This latest report from UK think tank the IEA looks at public health spending and, in particular, monies for infectious disease prevention.

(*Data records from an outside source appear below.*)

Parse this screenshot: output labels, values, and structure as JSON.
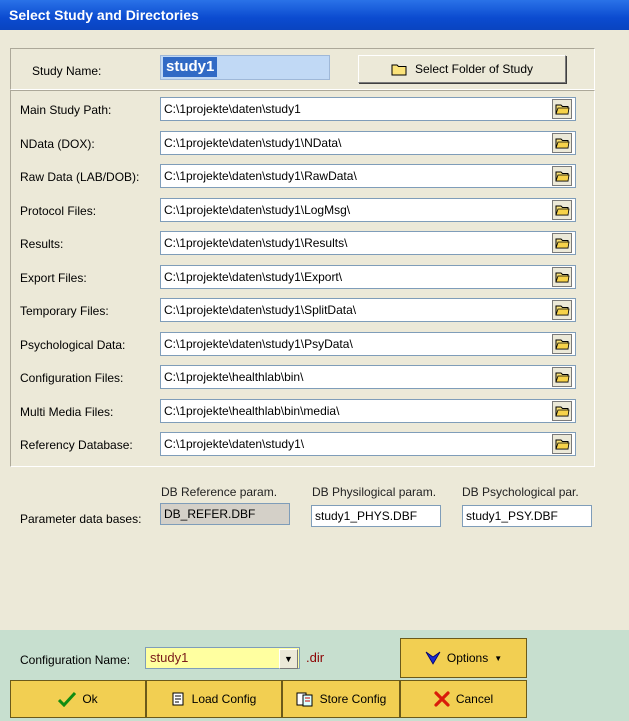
{
  "window": {
    "title": "Select Study and Directories"
  },
  "study": {
    "name_label": "Study Name:",
    "name_value": "study1",
    "select_folder_label": "Select Folder of Study"
  },
  "paths": [
    {
      "label": "Main Study Path:",
      "value": "C:\\1projekte\\daten\\study1"
    },
    {
      "label": "NData (DOX):",
      "value": "C:\\1projekte\\daten\\study1\\NData\\"
    },
    {
      "label": "Raw Data (LAB/DOB):",
      "value": "C:\\1projekte\\daten\\study1\\RawData\\"
    },
    {
      "label": "Protocol Files:",
      "value": "C:\\1projekte\\daten\\study1\\LogMsg\\"
    },
    {
      "label": "Results:",
      "value": "C:\\1projekte\\daten\\study1\\Results\\"
    },
    {
      "label": "Export Files:",
      "value": "C:\\1projekte\\daten\\study1\\Export\\"
    },
    {
      "label": "Temporary Files:",
      "value": "C:\\1projekte\\daten\\study1\\SplitData\\"
    },
    {
      "label": "Psychological Data:",
      "value": "C:\\1projekte\\daten\\study1\\PsyData\\"
    },
    {
      "label": "Configuration Files:",
      "value": "C:\\1projekte\\healthlab\\bin\\"
    },
    {
      "label": "Multi Media Files:",
      "value": "C:\\1projekte\\healthlab\\bin\\media\\"
    },
    {
      "label": "Referency Database:",
      "value": "C:\\1projekte\\daten\\study1\\"
    }
  ],
  "databases": {
    "label": "Parameter data bases:",
    "ref_title": "DB Reference param.",
    "ref_value": "DB_REFER.DBF",
    "phys_title": "DB Physilogical param.",
    "phys_value": "study1_PHYS.DBF",
    "psy_title": "DB Psychological par.",
    "psy_value": "study1_PSY.DBF"
  },
  "config": {
    "name_label": "Configuration Name:",
    "name_value": "study1",
    "ext": ".dir",
    "options_label": "Options"
  },
  "buttons": {
    "ok": "Ok",
    "load": "Load Config",
    "store": "Store Config",
    "cancel": "Cancel"
  },
  "colors": {
    "title_bar": "#0b4bd0",
    "bottom_bar": "#c7dfcf",
    "action_button": "#f2cf52",
    "config_field": "#ffffa0"
  },
  "icons": [
    "folder-icon",
    "checkmark-icon",
    "load-config-icon",
    "store-config-icon",
    "cancel-x-icon",
    "options-arrow-icon"
  ]
}
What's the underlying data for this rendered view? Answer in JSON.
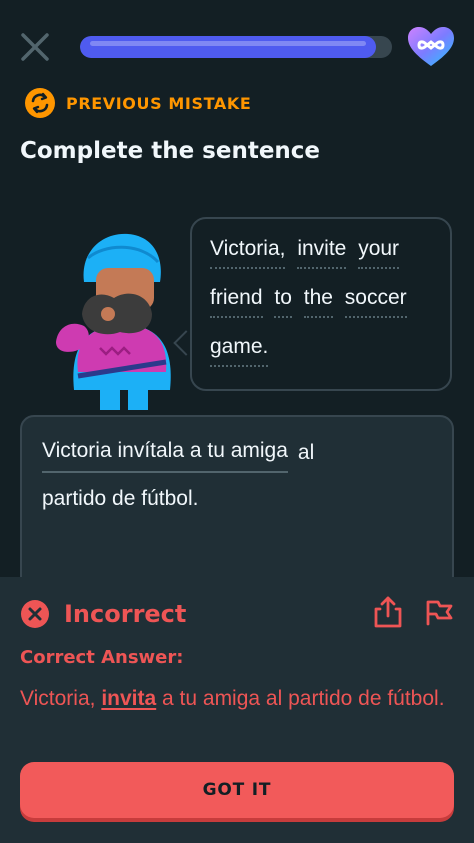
{
  "header": {
    "close_icon": "close-icon",
    "progress_fraction": 0.95,
    "hearts_icon": "infinite-hearts-icon"
  },
  "badge": {
    "icon": "refresh-icon",
    "label": "PREVIOUS MISTAKE",
    "color": "#ff9600"
  },
  "title": "Complete the sentence",
  "prompt": {
    "lines": [
      [
        "Victoria,",
        "invite",
        "your"
      ],
      [
        "friend",
        "to",
        "the",
        "soccer"
      ],
      [
        "game."
      ]
    ]
  },
  "answer": {
    "input_value": "Victoria invítala a tu amiga",
    "after_input": "al",
    "line2": "partido de fútbol."
  },
  "feedback": {
    "status": "Incorrect",
    "status_icon": "x-circle-icon",
    "correct_label": "Correct Answer:",
    "correct_prefix": "Victoria, ",
    "correct_highlight": "invita",
    "correct_suffix": " a tu amiga al partido de fútbol.",
    "share_icon": "share-icon",
    "flag_icon": "flag-icon",
    "button_label": "GOT IT",
    "accent": "#ee5555"
  }
}
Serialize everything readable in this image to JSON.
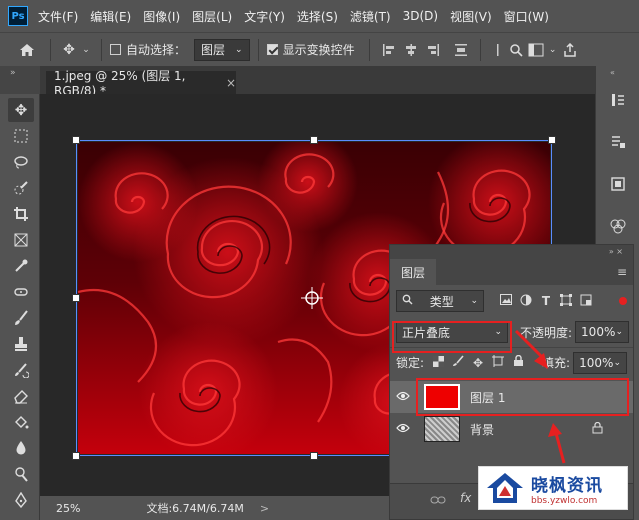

The coronavirus outbreak in Britain has raised questions about the use of public health resources and about the costs and benefits of the ‘lockdown’. It has been argued that the government’s response to the epidemic was weakened by cuts to the public health budget. It is widely believed that spending on public health saves money in the long term by reducing future healthcare costs. In 2018/19, Public Health England had a budget of £4 billion, of which £3.13 billion was given to local authorities as ring-fenced grants. Like-for like public health spending by local authorities fell by 17 per cent between 2014/15 and 2018/19, but this has little bearing on the government’s response to COVID-19 because the responsibility for dealing with such epidemics lies with Public Health England and the NHS. There has been no cut in Public Health England’s budget for infectious disease prevention. On the contrary, between 2014/15 and 2018/19, PHE’s budget for ‘protection from infectious diseases’ rose from £52 million to £86.9 million.Read Full Report